(Update: Paul Irish kindly responded and filed this bug on the Chromium project.)
There’s a flash flood warning for all of Chicago today. Unfortunately there’s water in my basement (like other Chicago home owners)...
The flood fixing company U.S. Waterproofing has a cool feature on their website. Look at who we’ve helped in your neighborhood. As you can see, they get around! Gives me confidence to give them a call—which I might do right now.
“For the modern audience, the fluidity of objects in Robert Lazzarini’s body of work, for example, immediately registers instead as having been run through the computer and messed around with. As a nod to this sea change in perception, Italian designer Ferruccio Laviani has created the brilliantly disorienting Good Vibrations storage unit for Fratelli Boffi.” Read the full article.
I love Fantastical but missed having a quick way to find out today’s date, a feature the native iOS calendar app provides with a special app icon that changes each day. To work around this Fantastical offers a clever hack: an option to display the current date as a badge on the app icon.
Since copywriting is interface design, you can do an awful lot of great design in a text editor. Don’t worry about where things will go, or how they will fit. Worry about explaining it clearly and then build the rest of the interface around that explanation.
In our industry, you’ll often hear people say things like “if someone can’t figure it out in 10 seconds then they’re gone.” Or “I checked out the site and I couldn’t figure out what they did so I left. Terrible design.” Or “if it takes more than a couple sentences to explain it then it’s not simple enough.” Or “too much to read!” Or “there are too many fields on this form!” Or “there are too many steps in this process.”
I’ve said some of these things in the past, so I understand the knee-jerk impulse that lead to these sorts of reactions.
However, something’s usually missing from these assessments of the situation: The actual customer’s motivation. How motivated is the customer to solve their problem? What are they here for?
If you’re just evaluating something purely on a design-principles basis, then it’s easy to be binary about it. Good, bad. Too slow, not clear enough, confusing, whatever.
But it’s lazy to evaluate things that way – and trust me, I know, I’ve been lazy about it in the past. I’ve just recently come to remember that you have to factor in motivation.
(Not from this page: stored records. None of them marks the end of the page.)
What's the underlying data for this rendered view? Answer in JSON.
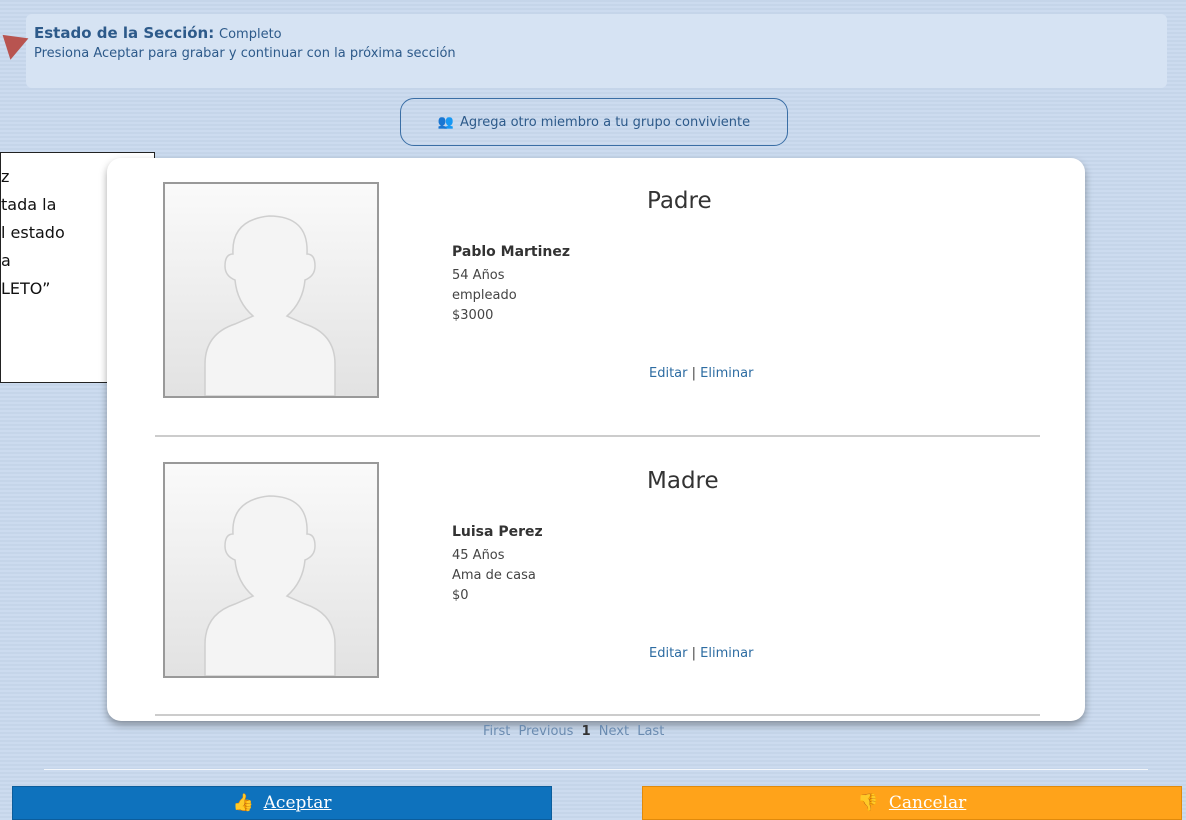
{
  "status": {
    "label": "Estado de la Sección:",
    "value": "Completo",
    "hint": "Presiona Aceptar para grabar y continuar con la próxima sección"
  },
  "add_member": {
    "label": "Agrega otro miembro a tu grupo conviviente"
  },
  "note": {
    "lines": [
      "z",
      "tada la",
      "l estado",
      "a",
      "LETO”"
    ]
  },
  "members": [
    {
      "role": "Padre",
      "name": "Pablo Martinez",
      "age": "54 Años",
      "occupation": "empleado",
      "income": "$3000"
    },
    {
      "role": "Madre",
      "name": "Luisa Perez",
      "age": "45 Años",
      "occupation": "Ama de casa",
      "income": "$0"
    }
  ],
  "actions": {
    "edit": "Editar",
    "separator": " | ",
    "delete": "Eliminar"
  },
  "pagination": {
    "first": "First",
    "previous": "Previous",
    "current": "1",
    "next": "Next",
    "last": "Last"
  },
  "buttons": {
    "accept": "Aceptar",
    "cancel": "Cancelar"
  },
  "colors": {
    "accent_blue": "#0e72bd",
    "accent_orange": "#ffa31a",
    "annotation_arrow": "#b85450"
  }
}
How motivated is the customer? If your motivation is to evaluate a design, how can you accurately comment on whether or not it’s good or bad unless you understand the customer’s motivation? Their motivation isn’t always to get in and get out as fast as possible.
Customers come to learn something, research something, consider something, buy something. If they are motivated, they may not mind spending five minutes reading. They want to read, they want to know. They’re OK investing their time to find something out if they really care about the answer.
For example, while a longer form – one that a designer might cringe at – might lead to fewer trial signups, it might also lead to higher-quality, more qualified leads. A longer form could weed out the people who are just poking around from the people who are really motivated to buy.
Is clearer better? Yes. Is brevity better? Not always. Is speed important? It depends. How much detail is required? Just enough? Should you make it easier for people to get better answers sooner? Yes. But that doesn’t mean every question demands a 10 second answer and that doesn’t mean every form needs to be three fields or less.
Graphic design is visual communication. Can you design a better graphic that communicates NYC “sugary beverage” law changes? (via Charles Go)
My green thumb is often challenged by the grocery store orchid. I never quite know how much water to give these things. So I was really happy to see this solution recently. The orchid comes with a cup! How much water? This much water. Nicely done.